» **What is required**
Your output should be the line with "Extract the structured" followed by every remaining line of the entries, reproduced exactly.

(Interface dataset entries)
# # #

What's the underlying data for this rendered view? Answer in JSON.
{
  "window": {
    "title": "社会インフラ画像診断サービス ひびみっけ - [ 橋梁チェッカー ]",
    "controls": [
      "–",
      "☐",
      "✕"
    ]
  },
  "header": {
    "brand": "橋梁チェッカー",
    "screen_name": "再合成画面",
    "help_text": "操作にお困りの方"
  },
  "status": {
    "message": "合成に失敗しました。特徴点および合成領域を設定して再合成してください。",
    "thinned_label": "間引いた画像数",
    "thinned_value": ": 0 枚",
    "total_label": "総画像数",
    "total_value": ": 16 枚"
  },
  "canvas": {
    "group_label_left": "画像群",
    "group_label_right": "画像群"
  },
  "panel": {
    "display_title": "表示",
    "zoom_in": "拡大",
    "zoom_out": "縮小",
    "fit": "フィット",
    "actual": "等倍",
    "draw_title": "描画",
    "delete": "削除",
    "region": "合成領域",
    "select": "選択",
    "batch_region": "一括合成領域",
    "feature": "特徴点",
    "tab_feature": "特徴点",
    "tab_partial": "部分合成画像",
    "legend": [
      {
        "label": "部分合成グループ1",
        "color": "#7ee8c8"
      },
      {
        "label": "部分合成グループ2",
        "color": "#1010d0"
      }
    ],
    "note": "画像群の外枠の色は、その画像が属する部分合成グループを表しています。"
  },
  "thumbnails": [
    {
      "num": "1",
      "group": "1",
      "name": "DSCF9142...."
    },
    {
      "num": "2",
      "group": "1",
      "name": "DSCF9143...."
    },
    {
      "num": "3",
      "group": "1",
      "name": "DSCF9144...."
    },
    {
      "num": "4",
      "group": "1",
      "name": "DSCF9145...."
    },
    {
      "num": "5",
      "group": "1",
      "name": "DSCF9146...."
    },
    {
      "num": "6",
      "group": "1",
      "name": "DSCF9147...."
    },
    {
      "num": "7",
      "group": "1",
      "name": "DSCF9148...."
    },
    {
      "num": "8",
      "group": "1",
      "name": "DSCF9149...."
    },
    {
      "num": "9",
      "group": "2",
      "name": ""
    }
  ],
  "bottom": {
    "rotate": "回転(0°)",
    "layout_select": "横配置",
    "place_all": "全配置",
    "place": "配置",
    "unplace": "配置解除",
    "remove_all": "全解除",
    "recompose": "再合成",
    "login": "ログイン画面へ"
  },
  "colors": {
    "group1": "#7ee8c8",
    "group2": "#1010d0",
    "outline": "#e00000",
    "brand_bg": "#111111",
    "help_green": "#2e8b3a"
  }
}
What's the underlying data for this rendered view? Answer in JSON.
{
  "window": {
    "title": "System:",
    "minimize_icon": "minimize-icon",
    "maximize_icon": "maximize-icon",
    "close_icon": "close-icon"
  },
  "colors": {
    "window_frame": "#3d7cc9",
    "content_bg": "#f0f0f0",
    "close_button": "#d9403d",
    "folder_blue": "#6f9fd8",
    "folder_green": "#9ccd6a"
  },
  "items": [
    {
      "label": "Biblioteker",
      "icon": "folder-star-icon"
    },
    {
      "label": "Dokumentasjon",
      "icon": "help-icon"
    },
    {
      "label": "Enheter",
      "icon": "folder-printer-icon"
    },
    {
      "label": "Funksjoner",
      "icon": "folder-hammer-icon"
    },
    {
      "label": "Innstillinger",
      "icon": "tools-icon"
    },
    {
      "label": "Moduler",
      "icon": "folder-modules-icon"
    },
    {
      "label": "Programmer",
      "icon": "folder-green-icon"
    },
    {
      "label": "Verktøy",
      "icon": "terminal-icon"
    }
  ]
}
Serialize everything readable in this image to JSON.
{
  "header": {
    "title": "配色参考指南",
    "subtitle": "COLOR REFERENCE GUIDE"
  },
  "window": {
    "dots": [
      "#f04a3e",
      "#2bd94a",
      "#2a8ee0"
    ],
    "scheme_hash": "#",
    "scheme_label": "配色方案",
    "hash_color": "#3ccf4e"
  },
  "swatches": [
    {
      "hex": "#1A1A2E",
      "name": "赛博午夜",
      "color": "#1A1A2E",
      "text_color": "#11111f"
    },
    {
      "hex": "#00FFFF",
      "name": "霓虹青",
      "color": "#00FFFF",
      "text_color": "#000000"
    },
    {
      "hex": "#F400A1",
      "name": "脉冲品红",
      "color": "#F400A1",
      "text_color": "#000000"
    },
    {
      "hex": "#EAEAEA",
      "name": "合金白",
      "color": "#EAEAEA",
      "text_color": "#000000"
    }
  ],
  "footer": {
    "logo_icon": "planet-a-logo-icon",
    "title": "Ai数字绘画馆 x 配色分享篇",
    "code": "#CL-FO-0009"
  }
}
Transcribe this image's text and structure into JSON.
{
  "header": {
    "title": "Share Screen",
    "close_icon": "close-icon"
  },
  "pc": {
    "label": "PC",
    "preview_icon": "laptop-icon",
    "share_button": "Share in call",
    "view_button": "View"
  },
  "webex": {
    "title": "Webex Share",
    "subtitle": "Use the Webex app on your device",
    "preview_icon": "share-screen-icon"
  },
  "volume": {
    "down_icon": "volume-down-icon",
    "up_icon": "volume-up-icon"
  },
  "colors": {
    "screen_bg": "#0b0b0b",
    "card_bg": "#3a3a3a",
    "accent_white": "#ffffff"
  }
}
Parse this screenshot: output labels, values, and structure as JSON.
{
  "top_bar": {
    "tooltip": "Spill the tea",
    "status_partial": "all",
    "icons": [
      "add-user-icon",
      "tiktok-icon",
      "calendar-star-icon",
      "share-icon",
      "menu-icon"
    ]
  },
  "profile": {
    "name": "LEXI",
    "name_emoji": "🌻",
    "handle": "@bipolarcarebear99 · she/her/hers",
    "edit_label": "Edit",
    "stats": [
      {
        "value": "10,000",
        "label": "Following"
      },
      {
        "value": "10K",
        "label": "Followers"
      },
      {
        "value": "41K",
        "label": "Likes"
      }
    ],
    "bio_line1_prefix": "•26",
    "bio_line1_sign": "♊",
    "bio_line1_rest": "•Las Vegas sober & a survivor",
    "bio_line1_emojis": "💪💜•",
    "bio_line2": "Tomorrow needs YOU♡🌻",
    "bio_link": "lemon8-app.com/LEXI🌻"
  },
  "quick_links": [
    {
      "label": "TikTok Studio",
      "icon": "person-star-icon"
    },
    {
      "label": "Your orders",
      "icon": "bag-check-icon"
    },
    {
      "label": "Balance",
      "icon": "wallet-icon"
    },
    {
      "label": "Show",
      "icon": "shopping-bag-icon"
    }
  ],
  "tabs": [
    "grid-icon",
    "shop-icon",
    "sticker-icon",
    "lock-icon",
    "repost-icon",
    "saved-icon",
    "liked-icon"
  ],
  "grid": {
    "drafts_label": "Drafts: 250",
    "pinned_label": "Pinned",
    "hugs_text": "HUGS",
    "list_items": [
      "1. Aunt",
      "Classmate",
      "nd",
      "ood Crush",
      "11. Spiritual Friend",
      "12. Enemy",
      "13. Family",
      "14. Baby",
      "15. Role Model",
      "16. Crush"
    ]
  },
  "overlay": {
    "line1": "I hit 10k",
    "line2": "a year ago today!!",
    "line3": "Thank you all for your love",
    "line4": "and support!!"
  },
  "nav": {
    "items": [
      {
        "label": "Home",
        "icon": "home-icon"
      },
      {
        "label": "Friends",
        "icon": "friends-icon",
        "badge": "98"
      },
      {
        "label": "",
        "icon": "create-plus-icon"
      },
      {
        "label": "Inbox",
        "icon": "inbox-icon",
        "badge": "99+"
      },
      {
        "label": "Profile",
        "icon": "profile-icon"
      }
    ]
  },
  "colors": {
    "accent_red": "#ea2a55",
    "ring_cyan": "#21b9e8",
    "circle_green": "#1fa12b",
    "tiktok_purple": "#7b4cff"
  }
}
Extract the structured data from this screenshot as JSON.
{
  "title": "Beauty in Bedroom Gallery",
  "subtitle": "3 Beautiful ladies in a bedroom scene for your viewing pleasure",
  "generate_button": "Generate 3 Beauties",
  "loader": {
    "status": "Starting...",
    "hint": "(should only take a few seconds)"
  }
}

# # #

» **Answer to this task**
Extract the structured data from this screenshot as JSON.
{
  "title": "Beauty in Bedroom Gallery",
  "subtitle": "3 Beautiful ladies in a bedroom scene for your viewing pleasure",
  "generate_button": "Generate 3 Beauties",
  "loader": {
    "status": "Starting...",
    "hint": "(should only take a few seconds)"
  }
}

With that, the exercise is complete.